Posts Tagged ‘Mac’
So again, I am looking in the QST, and I found that West Mountain Radio is offering a new RigBlaster. Sweet! I love their products. So I read on and notice something is missing from the info on the website and in the QST ad. Does it support Mac?
Now I have been a convert from PC for about 4 years now. My very first computer was a Commodore 64, which I then upgraded to an Amiga 500. I have been and will always be an Amiga user at heart. For me, Macs are the closest thing to a main stream Amiga, other than an Amiga which are pretty expensive nowadays. But you can read more about that as well as listen to that on the Amiga Roundtable podcast that is produced here at AmiZed Studios. So now that I am a Mac user, I want the full experience. Ham Radio included.
I have an older Macbook Pro in the shack for my main machine. I do have a small PC, but it’s slow and I built it for an entirely different use. So it wouldn’t be practical to use that. But with the release of the RigBlaster Advantage, which looks to be an awesome product I would use in a heart beat on my Mac, I don’t know if it’s Mac compatable. Yes, Macs 90% of the time work with everything, but it would be nice to have that little bit of info to know that it will, without having to go hunt for a driver, like I did for my USB to serial interface I got. It works perfectly, but it would have been nice if I knew I had to go download them from the chip maker since they weren’t included on the disc I was given with it.
I was going to buy a RigBlaster Data Jack Plug and Play for my Mac, when i was told by the gentleman from Quicksilver, that it wasn’t supported on Mac. So I got a NoMic. When I got home and did some checking, I discovered it can work with Macs. I admit, this is more a pet peeve then anything, but still. It would be nice to know. I mean, there has to be more than one person at West Mountain with a Mac. OK, so I shall finish my rant here and just say that it would be nice to have that info from the manufacturer directly, instead of getting anecdotal evidence from a Google search.
But in case you’re wondering, here’s a link to the specs on West Mountain’s website.
Rich also writes a Tech blog and posts stories every Tuesday and Thursday on Q103, Albany’s #1 Rock Station website, as well as Amateur Radio stories every Monday thru Friday on AmiZed Studios and hosts a podcast called The Kim & Rich Show with his fiance’ Kim Dunne.
So after ARISSat-1 was deployed, I have been trying to receive a signal from it. Specifically SSTV signals. I haven’t been very sucsessful.

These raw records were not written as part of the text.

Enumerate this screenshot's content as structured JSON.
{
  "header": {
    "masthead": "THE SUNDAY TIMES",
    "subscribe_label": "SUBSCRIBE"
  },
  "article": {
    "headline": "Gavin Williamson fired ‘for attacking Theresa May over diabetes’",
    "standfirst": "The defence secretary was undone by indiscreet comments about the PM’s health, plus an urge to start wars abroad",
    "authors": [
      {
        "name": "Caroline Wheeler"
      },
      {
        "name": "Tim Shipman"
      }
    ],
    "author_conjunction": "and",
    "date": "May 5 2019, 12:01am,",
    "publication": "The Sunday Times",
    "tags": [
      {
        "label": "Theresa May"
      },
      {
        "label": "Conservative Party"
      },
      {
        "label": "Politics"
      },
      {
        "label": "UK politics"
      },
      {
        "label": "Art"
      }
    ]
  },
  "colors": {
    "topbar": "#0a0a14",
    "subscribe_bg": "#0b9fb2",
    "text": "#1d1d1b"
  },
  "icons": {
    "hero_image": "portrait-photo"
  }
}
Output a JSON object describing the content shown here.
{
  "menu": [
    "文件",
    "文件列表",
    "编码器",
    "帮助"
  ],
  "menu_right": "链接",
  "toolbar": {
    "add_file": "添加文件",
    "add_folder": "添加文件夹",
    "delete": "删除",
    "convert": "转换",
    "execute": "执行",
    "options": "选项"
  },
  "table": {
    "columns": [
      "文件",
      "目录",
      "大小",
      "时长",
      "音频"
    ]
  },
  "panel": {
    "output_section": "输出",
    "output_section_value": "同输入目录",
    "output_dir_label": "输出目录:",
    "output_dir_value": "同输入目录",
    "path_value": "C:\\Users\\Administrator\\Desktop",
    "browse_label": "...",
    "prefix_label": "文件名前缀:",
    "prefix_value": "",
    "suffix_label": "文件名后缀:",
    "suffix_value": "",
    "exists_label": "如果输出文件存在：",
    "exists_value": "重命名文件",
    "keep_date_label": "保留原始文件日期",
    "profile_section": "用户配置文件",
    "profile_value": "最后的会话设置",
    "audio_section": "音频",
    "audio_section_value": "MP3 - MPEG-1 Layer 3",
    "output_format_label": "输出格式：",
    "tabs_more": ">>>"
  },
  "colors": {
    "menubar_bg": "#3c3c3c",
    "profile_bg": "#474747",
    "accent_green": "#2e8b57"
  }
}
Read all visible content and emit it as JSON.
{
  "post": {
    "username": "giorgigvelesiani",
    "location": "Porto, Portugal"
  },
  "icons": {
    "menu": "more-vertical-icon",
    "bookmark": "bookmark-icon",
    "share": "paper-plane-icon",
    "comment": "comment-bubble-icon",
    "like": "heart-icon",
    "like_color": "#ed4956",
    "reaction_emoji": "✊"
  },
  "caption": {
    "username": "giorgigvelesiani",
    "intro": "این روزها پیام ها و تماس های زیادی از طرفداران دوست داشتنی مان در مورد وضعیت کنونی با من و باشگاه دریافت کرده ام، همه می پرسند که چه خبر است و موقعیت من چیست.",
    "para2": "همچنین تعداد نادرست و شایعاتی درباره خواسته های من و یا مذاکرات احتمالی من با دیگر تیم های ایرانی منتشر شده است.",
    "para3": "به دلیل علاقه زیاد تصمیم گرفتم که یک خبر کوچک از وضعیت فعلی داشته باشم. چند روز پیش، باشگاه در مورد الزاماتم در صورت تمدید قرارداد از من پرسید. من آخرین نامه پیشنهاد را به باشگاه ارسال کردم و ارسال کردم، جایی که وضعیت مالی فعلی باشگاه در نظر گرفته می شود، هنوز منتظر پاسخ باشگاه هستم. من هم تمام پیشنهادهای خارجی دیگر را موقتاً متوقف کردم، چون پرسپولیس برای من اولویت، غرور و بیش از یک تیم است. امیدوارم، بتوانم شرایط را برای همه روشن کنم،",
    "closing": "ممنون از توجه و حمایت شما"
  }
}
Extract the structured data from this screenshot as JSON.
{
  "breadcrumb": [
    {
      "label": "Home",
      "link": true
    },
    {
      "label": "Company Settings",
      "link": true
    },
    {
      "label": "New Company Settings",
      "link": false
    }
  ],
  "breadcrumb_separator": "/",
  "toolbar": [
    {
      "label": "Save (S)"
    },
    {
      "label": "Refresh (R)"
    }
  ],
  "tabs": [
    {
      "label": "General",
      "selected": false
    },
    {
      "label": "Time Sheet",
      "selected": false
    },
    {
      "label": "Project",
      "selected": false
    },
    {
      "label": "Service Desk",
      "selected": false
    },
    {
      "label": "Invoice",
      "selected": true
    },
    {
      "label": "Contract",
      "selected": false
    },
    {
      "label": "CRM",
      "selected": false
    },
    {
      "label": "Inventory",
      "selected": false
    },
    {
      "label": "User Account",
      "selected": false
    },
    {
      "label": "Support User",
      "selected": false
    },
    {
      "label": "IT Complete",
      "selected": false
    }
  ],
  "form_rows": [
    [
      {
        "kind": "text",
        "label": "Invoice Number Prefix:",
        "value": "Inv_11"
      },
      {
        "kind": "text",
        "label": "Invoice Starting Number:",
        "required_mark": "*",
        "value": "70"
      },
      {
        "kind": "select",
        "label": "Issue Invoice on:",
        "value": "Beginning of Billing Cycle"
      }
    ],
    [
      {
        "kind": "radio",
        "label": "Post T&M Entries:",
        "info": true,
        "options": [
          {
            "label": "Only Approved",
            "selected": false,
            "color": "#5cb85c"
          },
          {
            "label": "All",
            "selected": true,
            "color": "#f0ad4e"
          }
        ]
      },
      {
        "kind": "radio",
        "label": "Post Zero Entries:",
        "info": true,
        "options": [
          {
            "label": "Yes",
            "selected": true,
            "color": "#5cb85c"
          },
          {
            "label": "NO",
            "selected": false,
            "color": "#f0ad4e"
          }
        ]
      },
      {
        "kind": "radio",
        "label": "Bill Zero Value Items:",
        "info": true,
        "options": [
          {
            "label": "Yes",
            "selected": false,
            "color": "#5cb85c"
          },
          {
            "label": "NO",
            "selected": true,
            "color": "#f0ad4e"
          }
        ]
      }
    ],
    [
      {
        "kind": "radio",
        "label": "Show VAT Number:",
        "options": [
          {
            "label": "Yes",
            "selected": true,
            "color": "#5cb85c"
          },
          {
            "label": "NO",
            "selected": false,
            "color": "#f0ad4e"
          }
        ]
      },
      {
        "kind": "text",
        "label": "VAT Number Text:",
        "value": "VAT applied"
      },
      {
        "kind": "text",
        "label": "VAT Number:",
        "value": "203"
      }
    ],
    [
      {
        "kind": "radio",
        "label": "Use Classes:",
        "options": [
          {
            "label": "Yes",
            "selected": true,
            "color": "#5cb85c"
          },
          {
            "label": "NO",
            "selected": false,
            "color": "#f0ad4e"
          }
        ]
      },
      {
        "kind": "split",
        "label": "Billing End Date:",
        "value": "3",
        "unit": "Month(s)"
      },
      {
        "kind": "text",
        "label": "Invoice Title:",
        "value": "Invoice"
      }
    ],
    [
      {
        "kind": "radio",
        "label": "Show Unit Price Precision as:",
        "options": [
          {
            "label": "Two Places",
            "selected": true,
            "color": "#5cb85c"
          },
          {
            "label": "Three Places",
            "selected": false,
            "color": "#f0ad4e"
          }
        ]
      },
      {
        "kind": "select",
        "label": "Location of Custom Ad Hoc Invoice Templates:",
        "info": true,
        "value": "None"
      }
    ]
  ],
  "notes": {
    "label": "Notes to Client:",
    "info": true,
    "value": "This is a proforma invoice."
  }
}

For one, I haven’t been able to be at the radio when it makes a pass because of work and family commitments. I’m hoping this week, I’ll have more time to sit down and be there to listen for. But the first thing is, I need to know where it is.
I took a look at some of the tracking software out there for my Mac and found that there is only really one program that I could find for the Mac natively, that was “fully” featured with all the bells and whistles. But it was pretty steeply priced for me at $98. I decided t see what else was out there for free. The only one I found that I liked, was Gpredict. It’s written for Linux, but there are ports for it for Windows and Mac, and it’s open source, so it’s free.
The only draw back was, it wasn’t native, so I had to install from source or use MacPorts, a project that ports open source Linux software to the Mac platform, since Mac OS X is based on FreeBSD. The install took me about an hour because of all the dependencies needed for GPredict. MacPort installed them all with no problem.
So after some false starts and finally reading some more info on it, I managed to get it running on my Macbook Pro. After I ran it for the first time, it saw that the info for the satellites was out of date and asked to do an update, giving me the option to do it online or through a file I downloaded.
Gpredict supports fast and accurate real-time satellite tracking using the NORAD SGP4/SDP4 algorithms, No software limit on the number of satellites or ground stations and Radio and antenna rotator control for autonomous tracking.
After uploading and doing a little more research, I was able to find ARISSat-1 on the list, under RadioSkaf-V. Once I found it, I was able to track it no problem. Now, it’s just a matter of having the time to do it. In the meantime, I encourage you to check out GPredict, and try it out. Since it’s free you’ve got nothing to lose.
But if you also have a suggestion for Mac satellite tracking software, please, share it in the comments, and share any experience you have with GPredict.